October can be an absolutely magnificent month in the garden. Learn all about many varieties of perennials, grasses, flowering and berry-producing shrubs that will make your October garden a joy to behold. Then act upon what you have learned and add new color and foliage interest to your landscape now. You will be SO glad you did when fall comes around in 2016. Nancy will provide all students with a comprehensive list of October blooming plants.

> Potting up Spring Bulbs for Winter Forcing 1 - 2 pm
Join Nancy for this hands-on workshop and we will pot up three 6" clay pots with your choice of spring blooming bulbs. She will explain how to pot them,how to give them the proper chill period, and how to bring them into the house and get them to bloom when you need the color the most.
Please call to pre-register, $25 fee.

Saturday, October 24th
> Playing with Pumpkins 9:30 - 10:30 am
Free! This is one of the most enjoyed fall events of the season. We supply you with a small sugar pumpkin. You carve it out, add a bit of floral foam, and then take a walk with Nancy through the gardens and pick flowers, seed pods, and foliage. We return to the tent and Nancy will show you how to make a basic flower arrangement! Bring your friends and have a ball. It is our way of saying "thank-you" to our wonderful customers for a great gardening season.
Free, however please call to pre-register, so we have enough supplies.

> I Dig Dahlias & Other Tender Bulbs with Jane Ketterer 11:00 - 11:30 am
Jane is an expert at planting, growing, digging and storing tender bulbs. As the frost arrives, it's time to dig up your dahlias, and other tender bulbs so that they can be dried and prepared for winter storage. Learn all about it from the expert .

Saturday, October 31st
Fall Gardening School: Getting your Garden Ready for the Dormant Season 9:30 - 10:30 am
This is our last official garden walk of the season.

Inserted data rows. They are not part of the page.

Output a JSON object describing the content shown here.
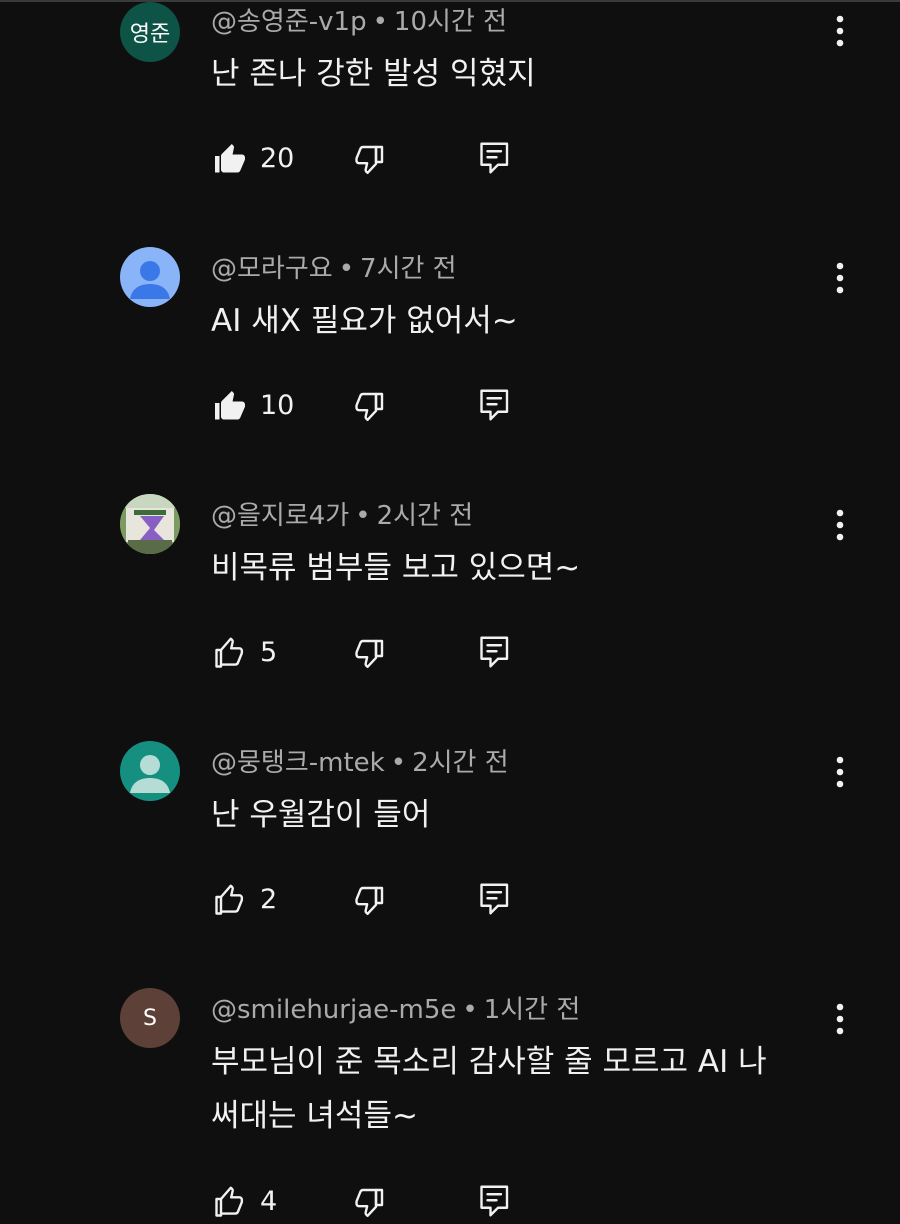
{
  "colors": {
    "background": "#0f0f0f",
    "text_primary": "#f1f1f1",
    "text_secondary": "#aaaaaa"
  },
  "comments": [
    {
      "handle": "@송영준-v1p",
      "separator": "•",
      "time": "10시간 전",
      "text": "난 존나 강한 발성 익혔지",
      "likes": "20",
      "liked": true,
      "avatar": {
        "type": "initials",
        "initials": "영준",
        "color": "#0d5446"
      }
    },
    {
      "handle": "@모라구요",
      "separator": "•",
      "time": "7시간 전",
      "text": "AI 새X 필요가 없어서~",
      "likes": "10",
      "liked": true,
      "avatar": {
        "type": "default-person",
        "color": "#8ab4f8"
      }
    },
    {
      "handle": "@을지로4가",
      "separator": "•",
      "time": "2시간 전",
      "text": "비목류 범부들 보고 있으면~",
      "likes": "5",
      "liked": false,
      "avatar": {
        "type": "photo",
        "color": "#7a8f5e",
        "photo_sign_text": "을지로4가"
      }
    },
    {
      "handle": "@뭉탱크-mtek",
      "separator": "•",
      "time": "2시간 전",
      "text": "난 우월감이 들어",
      "likes": "2",
      "liked": false,
      "avatar": {
        "type": "default-person",
        "color": "#159080"
      }
    },
    {
      "handle": "@smilehurjae-m5e",
      "separator": "•",
      "time": "1시간 전",
      "text": "부모님이 준 목소리 감사할 줄 모르고 AI 나 써대는 녀석들~",
      "likes": "4",
      "liked": false,
      "avatar": {
        "type": "initials",
        "initials": "S",
        "color": "#5d4037"
      }
    }
  ],
  "icons": {
    "like": "thumb-up-icon",
    "dislike": "thumb-down-icon",
    "reply": "comment-reply-icon",
    "more": "more-vertical-icon"
  }
}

Nancy will teach you which plants to cut down and which plants to leave up and why. She will demonstrate hilling up roses, Wilt-Prufing, and many other late fall chores. We will celebrate all of the remaining color in our gardens on this last day of October.
Visit for  
more information! 
For our  October flyer,  click here .